Zipf-like distribution mainly comes from the request concentration. The load of CN TLD server is dominated by a small number of hot domain names. As this concentration is caused by the TTL's exponential-like distribution, we can enhance the cache effect by increasing the TLL value for the most popular domain names. However, this solution blocks DNS-based load balancing. Therefore, we suggest that DNS-based load balancing is not recommended for lowering the load of CN TLD DNS servers. Instead, there are alternative ways to perform load balancing by DNS. One possible way is to release the task of load balancing for the local DNS. The authoritative server answers the query with multiple name servers. Local DNS servers can use some algorithm to spread the load and therefore ensure the desired result. For instance, it can provide each name server once in a round-robin sequence weighted by some factors.
Our study shows that DNS query for the CN TLD server follows Zipf-like distribution. Through the analytic model and analysis of cache effects, we have inferred the TTL's exponential-like distribution. This distribution lays out a theoretical foundation to improve current DNS systems for lowering the load of DNS CN TLD servers.
Conflict of Interests
The author declares that there is no conflict of interests regarding the publication of this paper.
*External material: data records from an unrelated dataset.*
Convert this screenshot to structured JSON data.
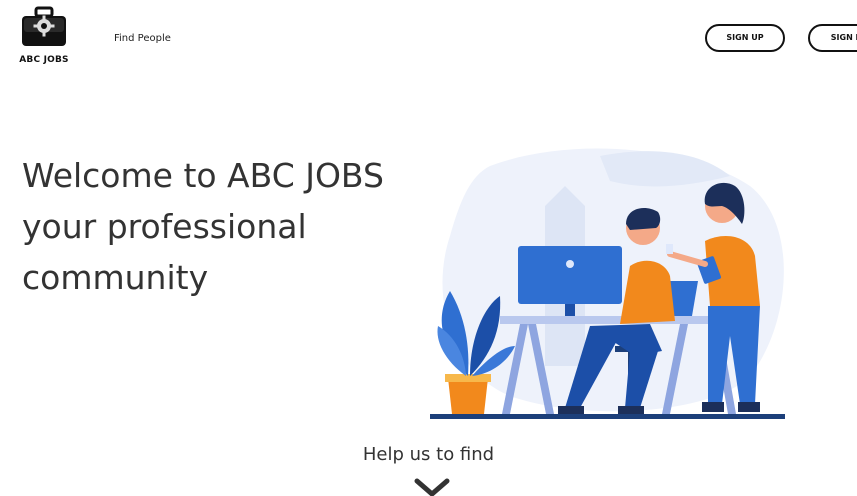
{
  "header": {
    "logo_text": "ABC JOBS",
    "nav": {
      "find_people": "Find People"
    },
    "buttons": {
      "sign_up": "SIGN UP",
      "sign_in": "SIGN IN"
    }
  },
  "hero": {
    "line1": "Welcome to ABC JOBS",
    "line2": "your professional",
    "line3": "community"
  },
  "footer_prompt": {
    "text": "Help us to find"
  },
  "icons": {
    "logo": "briefcase-gear-icon",
    "scroll": "chevron-down-icon"
  },
  "colors": {
    "accent_blue": "#2f6fd1",
    "accent_orange": "#f2891c",
    "text_dark": "#333333"
  }
}
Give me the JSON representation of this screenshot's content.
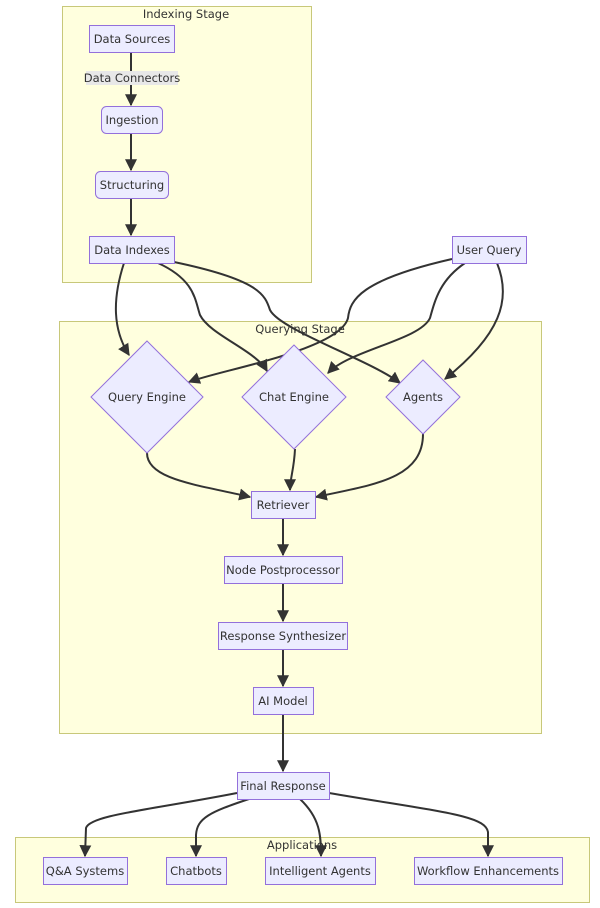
{
  "colors": {
    "cluster_fill": "#ffffde",
    "cluster_border": "#c8c87a",
    "node_fill": "#ececff",
    "node_border": "#9370db",
    "edge": "#333333"
  },
  "clusters": {
    "indexing": "Indexing Stage",
    "querying": "Querying Stage",
    "applications": "Applications"
  },
  "nodes": {
    "data_sources": "Data Sources",
    "ingestion": "Ingestion",
    "structuring": "Structuring",
    "data_indexes": "Data Indexes",
    "user_query": "User Query",
    "query_engine": "Query Engine",
    "chat_engine": "Chat Engine",
    "agents": "Agents",
    "retriever": "Retriever",
    "node_postprocessor": "Node Postprocessor",
    "response_synthesizer": "Response Synthesizer",
    "ai_model": "AI Model",
    "final_response": "Final Response",
    "qa_systems": "Q&A Systems",
    "chatbots": "Chatbots",
    "intelligent_agents": "Intelligent Agents",
    "workflow_enhancements": "Workflow Enhancements"
  },
  "edge_labels": {
    "data_connectors": "Data Connectors"
  }
}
This work was supported in part by the National Key Technology R&D Program of China under the Grant no. 2012BAH16B00 and the National Science Foundation of China under the Grant no. 61003239.
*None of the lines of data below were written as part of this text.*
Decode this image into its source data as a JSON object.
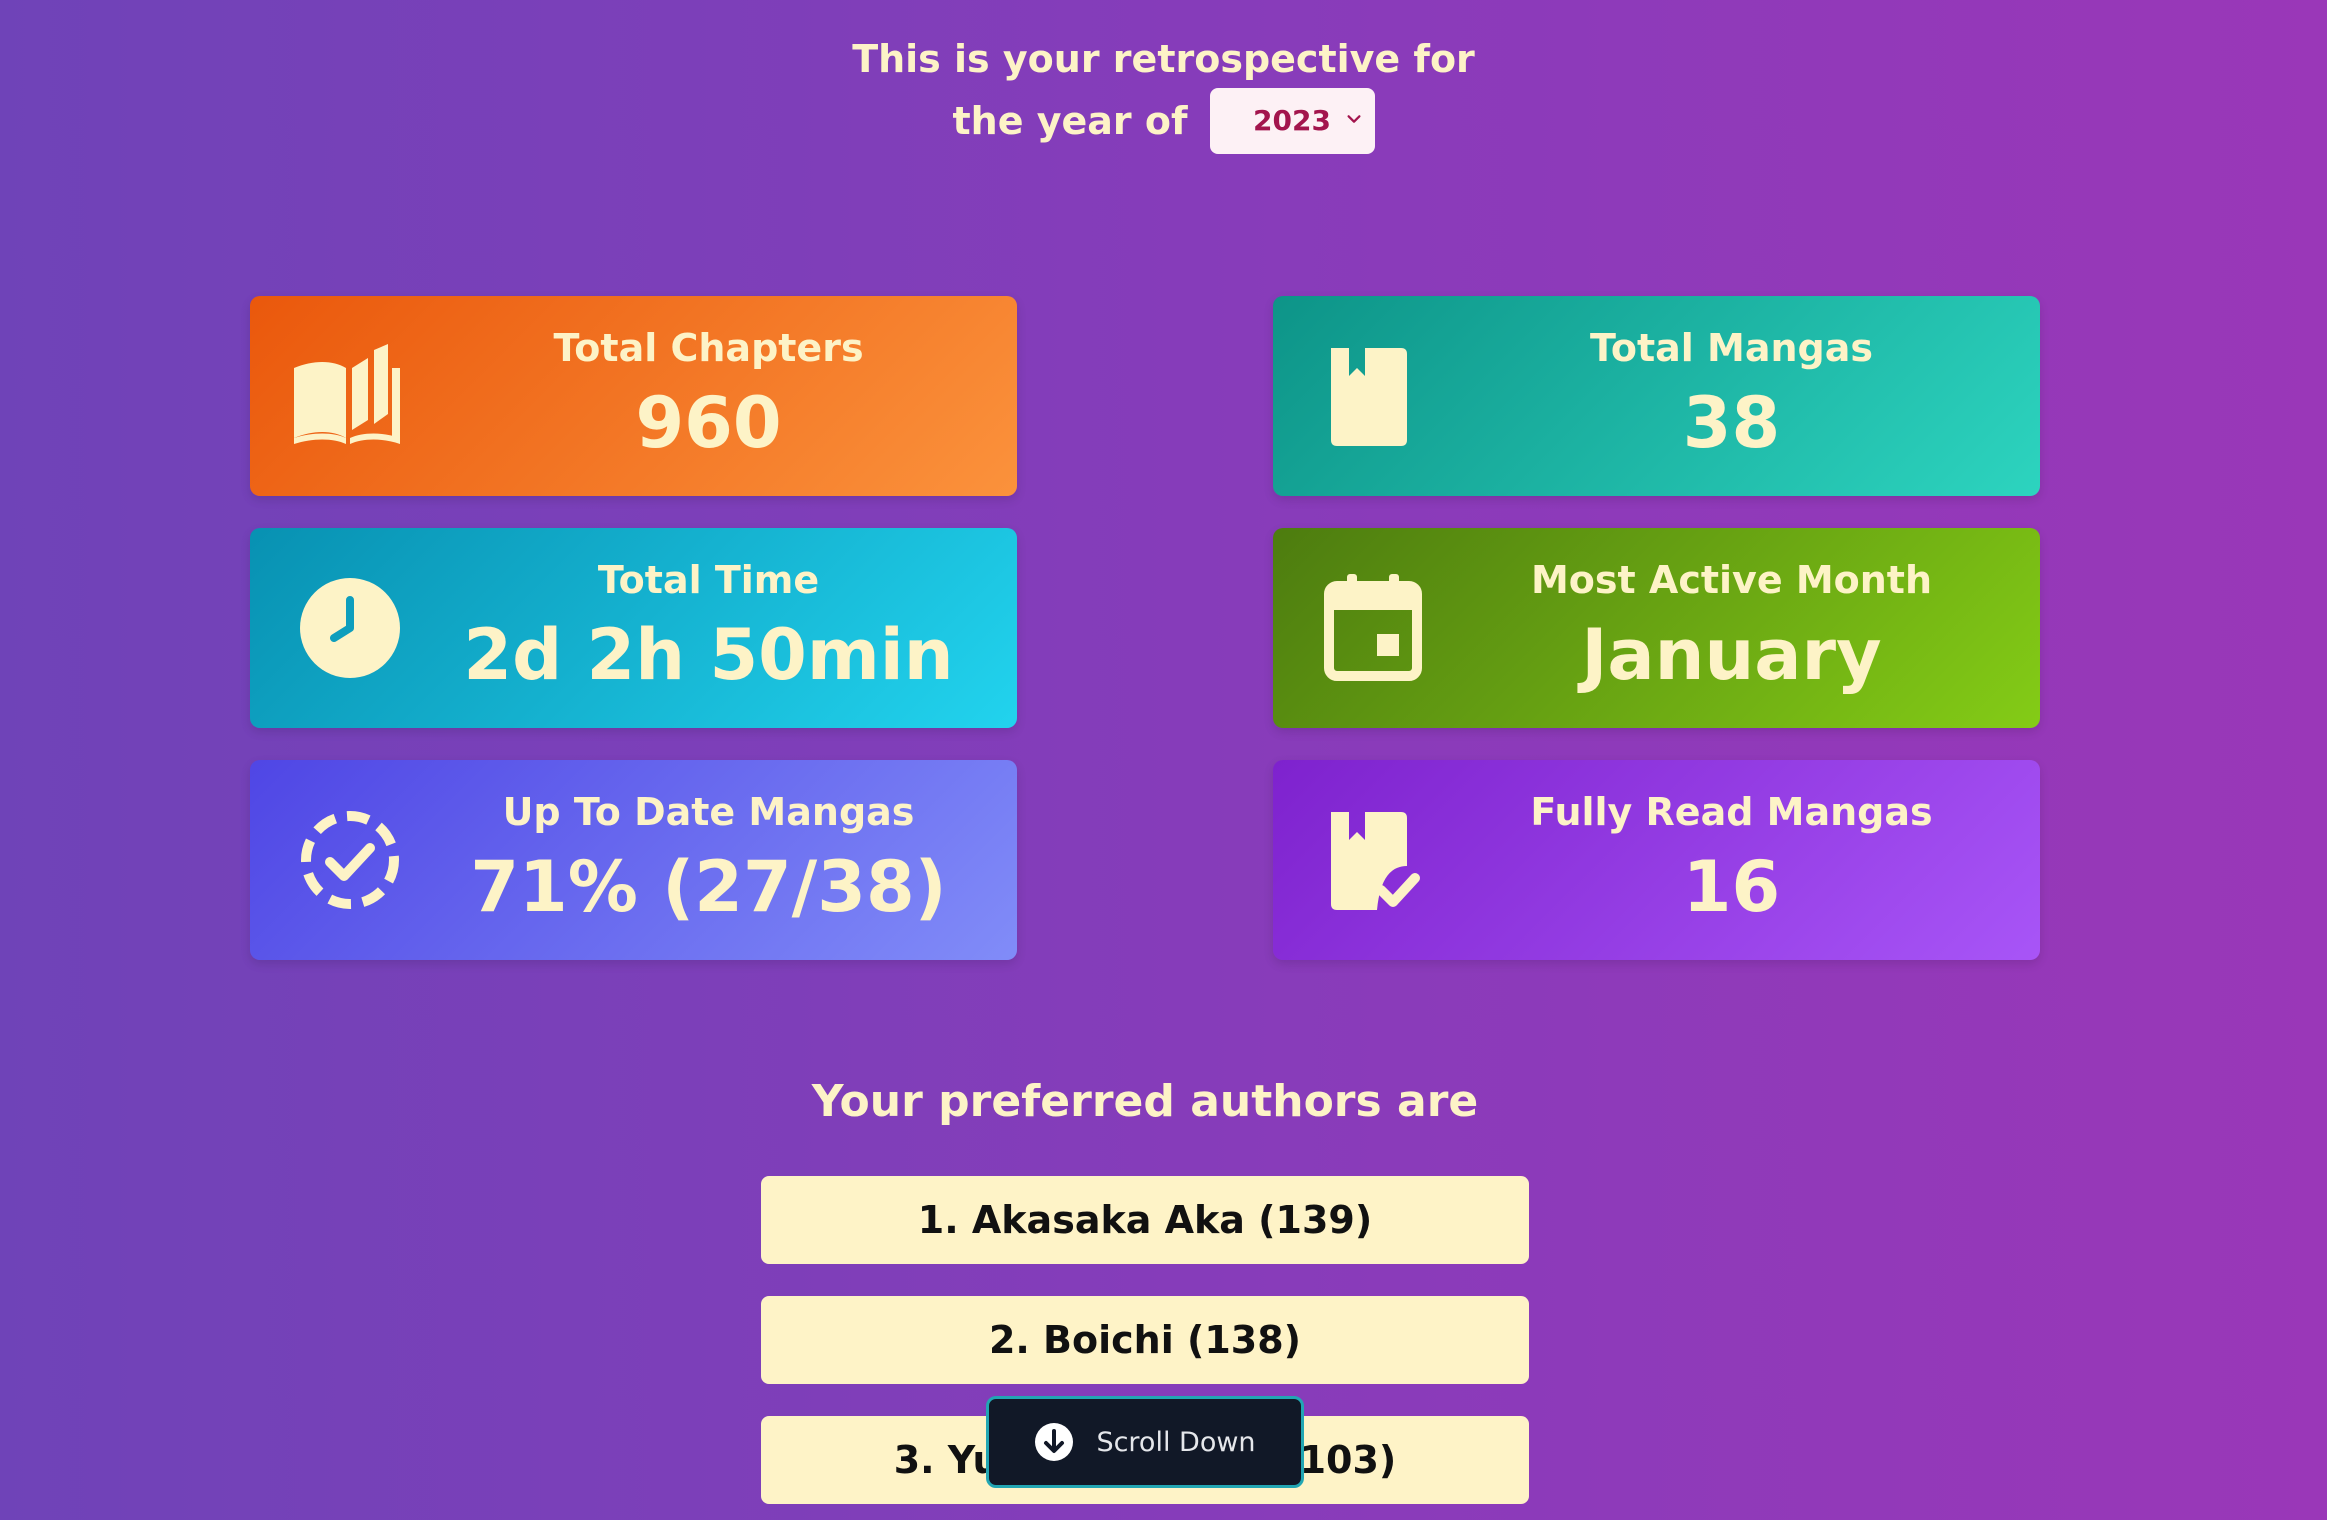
{
  "header": {
    "line1": "This is your retrospective for",
    "line2": "the year of",
    "year_selected": "2023"
  },
  "stats": {
    "total_chapters": {
      "label": "Total Chapters",
      "value": "960",
      "icon": "open-book-icon"
    },
    "total_mangas": {
      "label": "Total Mangas",
      "value": "38",
      "icon": "bookmark-book-icon"
    },
    "total_time": {
      "label": "Total Time",
      "value": "2d 2h 50min",
      "icon": "clock-icon"
    },
    "most_active_month": {
      "label": "Most Active Month",
      "value": "January",
      "icon": "calendar-icon"
    },
    "up_to_date": {
      "label": "Up To Date Mangas",
      "value": "71% (27/38)",
      "icon": "dashed-circle-check-icon"
    },
    "fully_read": {
      "label": "Fully Read Mangas",
      "value": "16",
      "icon": "book-check-icon"
    }
  },
  "authors": {
    "title": "Your preferred authors are",
    "items": [
      {
        "label": "1. Akasaka Aka (139)"
      },
      {
        "label": "2. Boichi (138)"
      },
      {
        "label": "3. Yu",
        "suffix": "103)"
      }
    ]
  },
  "scroll_button": {
    "label": "Scroll Down",
    "icon": "arrow-down-circle-icon"
  },
  "colors": {
    "accent_text": "#fdf3c7",
    "orange": "#ea580c",
    "teal": "#0d9488",
    "cyan": "#0891b2",
    "green": "#4d7c0f",
    "indigo": "#4f46e5",
    "purple": "#7e22ce"
  }
}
- P. Albitz and C. Liu, DNS and BIND, O’Reilly and Associates, Cambridge, Mass, USA, 1998.
- R. Doyle, J. Chase, S. Gadde, and A. Vahdat, “The trickle-down effect: web caching and server request distribution,” in Proceedings of the Web Caching and Content Delivery Workshop, Boston, Mass, USA, June 2001.
- J. Jung, E. Sit, H. Balakrishnan, and R. Morris, “DNS performance and the effectiveness of caching,” IEEE/ACM Transactions on Networking, vol. 10, no. 5, pp. 589–603, 2002.
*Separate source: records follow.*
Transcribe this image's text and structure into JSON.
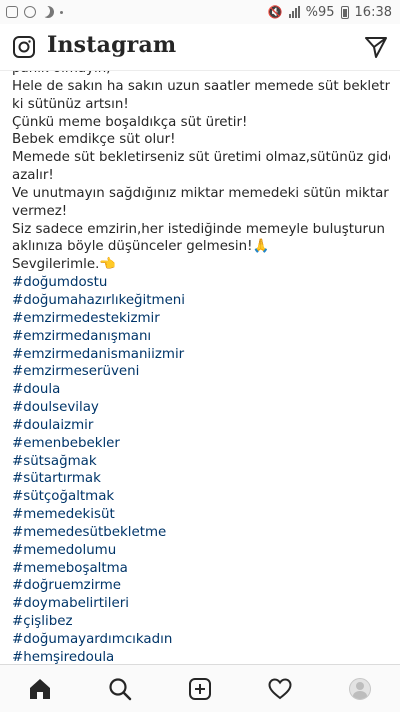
{
  "status_bar": {
    "battery_percent": "%95",
    "time": "16:38"
  },
  "app_bar": {
    "title": "Instagram"
  },
  "caption": {
    "lines": [
      "panik olmayın,",
      "Hele de sakın ha sakın uzun saatler memede süt bekletmeyin",
      "ki sütünüz artsın!",
      "Çünkü meme boşaldıkça süt üretir!",
      "Bebek emdikçe süt olur!",
      "Memede süt bekletirseniz süt üretimi olmaz,sütünüz giderek",
      "azalır!",
      "Ve unutmayın sağdığınız miktar memedeki sütün miktarını",
      "vermez!",
      "Siz sadece emzirin,her istediğinde memeyle buluşturun ki",
      "aklınıza böyle düşünceler gelmesin!🙏",
      "Sevgilerimle.👈"
    ],
    "hashtags": [
      "#doğumdostu",
      "#doğumahazırlıkeğitmeni",
      "#emzirmedestekizmir",
      "#emzirmedanışmanı",
      "#emzirmedanismaniizmir",
      "#emzirmeserüveni",
      "#doula",
      "#doulsevilay",
      "#doulaizmir",
      "#emenbebekler",
      "#sütsağmak",
      "#sütartırmak",
      "#sütçoğaltmak",
      "#memedekisüt",
      "#memedesütbekletme",
      "#memedolumu",
      "#memeboşaltma",
      "#doğruemzirme",
      "#doymabelirtileri",
      "#çişlibez",
      "#doğumayardımcıkadın",
      "#hemşiredoula"
    ]
  },
  "bottom_nav": {
    "items": [
      "home-icon",
      "search-icon",
      "new-post-icon",
      "activity-icon",
      "profile-avatar"
    ]
  },
  "colors": {
    "hashtag": "#003569",
    "text": "#262626"
  }
}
- N. Brownlee, K. C. Claffy, and E. Nemeth, “DNS measurements at a root server,” in Proceedings of the IEEE Global Telecommunications Conference (GLOBECOM '01), pp. 1672–1676, San Antonio, Tex, USA, November 2001.
- T. MacKus, T. Simonaitis, and D. Tamulioniene, “Adaptive TTL based approach to balance DNS server load,” Electronics and Electrical Engineering, vol. 117, no. 1, pp. 81–84, 2012.
- D. Wessels and M. Fomenkov, “Wow, that's a lot of packets,” in Proceedings of the Passive and Active Measurements Workshop, April 2003.
- D. Wessels, “Is your caching resolver polluting the internet?” in Proceedings of the Association for Computing Machinery (SIGCOMM '04), Portland, Ore, USA, September 2004.
- P. Mockapetris, RFC, 1034: Domain Names—Concepts and Facilities, November 1987.
- Y. Rekhter, B. Moskowitz, D. Karrenber, G. J. de Groot, and E. Lear, RFC, 1918: Address Allocation for Private Internets, February 1996.
- P. Mockapetris, RFC, 1035: Domain Names—Implication and Specification, November 1987.
- D. Eastlake, E. Brunner-Williams, and B. Manning, RFC, 2929: Domain Name System (DNS) IANA Considerations, September 2000.
- J. Jung, A. W. Berger, and H. Balakrishnan, “Modeling TTL-based internet caches,” in Proceedings of the 22nd Annual Joint Conference on the IEEE Computer and Communications Societies ( INFOCOM '03), San Franciso, Calif, USA, April 2003.
Copyright © 2013 Zheng Wang. This is an open access article distributed under the Creative Commons Attribution License, which permits unrestricted use, distribution, and reproduction in any medium, provided the original work is properly cited.